[Page and application data records]
+++

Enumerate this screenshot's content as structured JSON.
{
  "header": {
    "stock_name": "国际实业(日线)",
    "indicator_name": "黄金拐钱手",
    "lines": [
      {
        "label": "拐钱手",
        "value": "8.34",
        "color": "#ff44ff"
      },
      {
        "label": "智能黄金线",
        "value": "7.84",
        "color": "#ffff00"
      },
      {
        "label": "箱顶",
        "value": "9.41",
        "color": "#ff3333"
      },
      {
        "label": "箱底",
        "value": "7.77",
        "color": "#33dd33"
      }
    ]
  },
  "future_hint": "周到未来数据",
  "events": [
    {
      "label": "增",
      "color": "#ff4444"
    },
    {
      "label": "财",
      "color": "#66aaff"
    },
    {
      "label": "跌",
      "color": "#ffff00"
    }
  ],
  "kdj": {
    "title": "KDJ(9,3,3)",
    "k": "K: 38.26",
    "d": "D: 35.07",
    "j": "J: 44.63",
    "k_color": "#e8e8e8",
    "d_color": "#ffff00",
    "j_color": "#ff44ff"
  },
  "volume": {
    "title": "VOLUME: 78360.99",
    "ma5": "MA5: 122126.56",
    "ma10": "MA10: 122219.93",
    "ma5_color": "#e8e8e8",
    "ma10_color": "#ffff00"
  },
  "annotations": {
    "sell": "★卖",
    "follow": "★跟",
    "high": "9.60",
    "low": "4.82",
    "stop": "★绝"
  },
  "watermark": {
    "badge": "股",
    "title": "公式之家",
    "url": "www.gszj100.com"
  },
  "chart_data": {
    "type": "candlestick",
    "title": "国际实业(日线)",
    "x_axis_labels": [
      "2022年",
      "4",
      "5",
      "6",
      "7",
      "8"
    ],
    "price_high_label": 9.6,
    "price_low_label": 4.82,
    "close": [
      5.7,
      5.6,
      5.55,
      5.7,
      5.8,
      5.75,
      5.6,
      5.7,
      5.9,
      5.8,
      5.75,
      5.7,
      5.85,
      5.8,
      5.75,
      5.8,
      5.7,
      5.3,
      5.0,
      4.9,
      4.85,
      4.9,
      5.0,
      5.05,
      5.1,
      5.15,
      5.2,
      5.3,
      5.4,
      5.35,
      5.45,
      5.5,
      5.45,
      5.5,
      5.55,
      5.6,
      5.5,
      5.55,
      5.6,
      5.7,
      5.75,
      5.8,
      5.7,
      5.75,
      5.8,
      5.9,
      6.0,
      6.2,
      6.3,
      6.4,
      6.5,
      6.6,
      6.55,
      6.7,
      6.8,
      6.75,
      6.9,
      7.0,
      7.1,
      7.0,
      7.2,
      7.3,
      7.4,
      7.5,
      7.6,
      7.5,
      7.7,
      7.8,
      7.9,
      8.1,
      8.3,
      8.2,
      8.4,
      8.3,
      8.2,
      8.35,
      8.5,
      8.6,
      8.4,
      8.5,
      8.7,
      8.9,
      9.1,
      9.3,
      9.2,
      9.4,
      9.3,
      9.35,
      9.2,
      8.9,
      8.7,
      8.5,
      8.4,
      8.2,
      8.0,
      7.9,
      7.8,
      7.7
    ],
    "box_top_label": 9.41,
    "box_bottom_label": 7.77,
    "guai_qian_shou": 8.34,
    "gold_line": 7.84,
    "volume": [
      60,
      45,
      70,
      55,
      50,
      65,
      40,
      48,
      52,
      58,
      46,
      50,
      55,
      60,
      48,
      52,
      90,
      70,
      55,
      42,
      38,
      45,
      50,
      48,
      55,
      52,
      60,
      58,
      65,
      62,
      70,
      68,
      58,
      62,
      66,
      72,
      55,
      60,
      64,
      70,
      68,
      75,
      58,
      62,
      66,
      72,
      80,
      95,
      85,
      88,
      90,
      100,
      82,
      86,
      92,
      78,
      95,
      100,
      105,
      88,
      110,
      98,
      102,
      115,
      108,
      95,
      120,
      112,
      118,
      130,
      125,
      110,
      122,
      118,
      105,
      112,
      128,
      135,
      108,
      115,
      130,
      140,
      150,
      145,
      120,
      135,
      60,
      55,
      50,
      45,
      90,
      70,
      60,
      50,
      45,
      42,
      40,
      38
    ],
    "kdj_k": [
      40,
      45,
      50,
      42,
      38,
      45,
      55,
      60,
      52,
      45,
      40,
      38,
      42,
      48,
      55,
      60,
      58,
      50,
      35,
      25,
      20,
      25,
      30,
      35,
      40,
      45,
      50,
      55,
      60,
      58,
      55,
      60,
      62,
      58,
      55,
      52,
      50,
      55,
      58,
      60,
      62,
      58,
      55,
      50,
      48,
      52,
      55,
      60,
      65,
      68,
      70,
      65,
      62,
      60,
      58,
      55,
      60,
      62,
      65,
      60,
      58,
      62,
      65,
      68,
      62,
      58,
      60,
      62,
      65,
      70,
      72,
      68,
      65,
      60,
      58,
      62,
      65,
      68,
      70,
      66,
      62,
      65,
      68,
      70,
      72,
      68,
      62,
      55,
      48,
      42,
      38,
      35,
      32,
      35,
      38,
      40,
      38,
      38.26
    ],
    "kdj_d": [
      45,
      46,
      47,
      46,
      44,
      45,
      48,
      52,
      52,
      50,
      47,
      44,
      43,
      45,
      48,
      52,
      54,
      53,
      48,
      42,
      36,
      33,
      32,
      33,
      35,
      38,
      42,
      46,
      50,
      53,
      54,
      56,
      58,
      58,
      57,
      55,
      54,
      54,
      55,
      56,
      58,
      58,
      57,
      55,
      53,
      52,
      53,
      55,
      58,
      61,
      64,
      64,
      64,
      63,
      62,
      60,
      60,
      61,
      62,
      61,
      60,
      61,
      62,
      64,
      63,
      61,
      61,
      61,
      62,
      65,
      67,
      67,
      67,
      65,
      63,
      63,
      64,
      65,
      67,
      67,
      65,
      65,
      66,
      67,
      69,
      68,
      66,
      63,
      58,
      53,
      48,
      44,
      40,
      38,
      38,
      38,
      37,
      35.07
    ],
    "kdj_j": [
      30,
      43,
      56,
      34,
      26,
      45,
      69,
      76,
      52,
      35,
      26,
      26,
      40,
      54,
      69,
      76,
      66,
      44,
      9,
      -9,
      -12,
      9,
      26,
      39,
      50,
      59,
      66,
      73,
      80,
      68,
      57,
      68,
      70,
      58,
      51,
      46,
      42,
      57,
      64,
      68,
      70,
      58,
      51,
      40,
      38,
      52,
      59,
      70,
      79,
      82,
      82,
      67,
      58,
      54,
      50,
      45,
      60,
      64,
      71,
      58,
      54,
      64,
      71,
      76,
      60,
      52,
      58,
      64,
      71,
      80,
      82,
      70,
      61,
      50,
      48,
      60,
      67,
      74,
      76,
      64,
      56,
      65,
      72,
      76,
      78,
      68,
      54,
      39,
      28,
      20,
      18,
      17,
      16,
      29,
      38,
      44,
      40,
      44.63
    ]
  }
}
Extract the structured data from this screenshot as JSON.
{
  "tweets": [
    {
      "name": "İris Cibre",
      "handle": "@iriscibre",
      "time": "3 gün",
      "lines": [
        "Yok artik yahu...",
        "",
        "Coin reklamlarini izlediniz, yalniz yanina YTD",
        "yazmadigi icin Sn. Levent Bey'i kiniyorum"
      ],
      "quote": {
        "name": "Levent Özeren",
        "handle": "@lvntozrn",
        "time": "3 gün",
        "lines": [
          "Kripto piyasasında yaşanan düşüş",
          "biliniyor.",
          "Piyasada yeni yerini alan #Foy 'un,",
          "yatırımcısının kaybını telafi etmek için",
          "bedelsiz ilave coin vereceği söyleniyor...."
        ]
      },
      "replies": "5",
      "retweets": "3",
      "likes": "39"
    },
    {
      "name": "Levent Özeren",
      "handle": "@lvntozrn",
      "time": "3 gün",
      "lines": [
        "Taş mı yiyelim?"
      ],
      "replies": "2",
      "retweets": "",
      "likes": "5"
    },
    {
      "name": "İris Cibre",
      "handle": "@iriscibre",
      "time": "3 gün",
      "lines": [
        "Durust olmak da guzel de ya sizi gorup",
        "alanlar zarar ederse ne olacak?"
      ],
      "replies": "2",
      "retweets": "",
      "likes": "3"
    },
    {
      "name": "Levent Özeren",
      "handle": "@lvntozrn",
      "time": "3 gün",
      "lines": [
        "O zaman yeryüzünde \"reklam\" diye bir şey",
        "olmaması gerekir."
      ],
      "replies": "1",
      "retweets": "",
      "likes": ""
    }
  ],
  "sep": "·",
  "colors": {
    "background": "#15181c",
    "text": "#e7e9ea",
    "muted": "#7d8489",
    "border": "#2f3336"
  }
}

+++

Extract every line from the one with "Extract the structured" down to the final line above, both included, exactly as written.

Extract the structured data from this screenshot as JSON.
{
  "tweets": [
    {
      "name": "İris Cibre",
      "handle": "@iriscibre",
      "time": "3 gün",
      "lines": [
        "Yok artik yahu...",
        "",
        "Coin reklamlarini izlediniz, yalniz yanina YTD",
        "yazmadigi icin Sn. Levent Bey'i kiniyorum"
      ],
      "quote": {
        "name": "Levent Özeren",
        "handle": "@lvntozrn",
        "time": "3 gün",
        "lines": [
          "Kripto piyasasında yaşanan düşüş",
          "biliniyor.",
          "Piyasada yeni yerini alan #Foy 'un,",
          "yatırımcısının kaybını telafi etmek için",
          "bedelsiz ilave coin vereceği söyleniyor...."
        ]
      },
      "replies": "5",
      "retweets": "3",
      "likes": "39"
    },
    {
      "name": "Levent Özeren",
      "handle": "@lvntozrn",
      "time": "3 gün",
      "lines": [
        "Taş mı yiyelim?"
      ],
      "replies": "2",
      "retweets": "",
      "likes": "5"
    },
    {
      "name": "İris Cibre",
      "handle": "@iriscibre",
      "time": "3 gün",
      "lines": [
        "Durust olmak da guzel de ya sizi gorup",
        "alanlar zarar ederse ne olacak?"
      ],
      "replies": "2",
      "retweets": "",
      "likes": "3"
    },
    {
      "name": "Levent Özeren",
      "handle": "@lvntozrn",
      "time": "3 gün",
      "lines": [
        "O zaman yeryüzünde \"reklam\" diye bir şey",
        "olmaması gerekir."
      ],
      "replies": "1",
      "retweets": "",
      "likes": ""
    }
  ],
  "sep": "·",
  "colors": {
    "background": "#15181c",
    "text": "#e7e9ea",
    "muted": "#7d8489",
    "border": "#2f3336"
  }
}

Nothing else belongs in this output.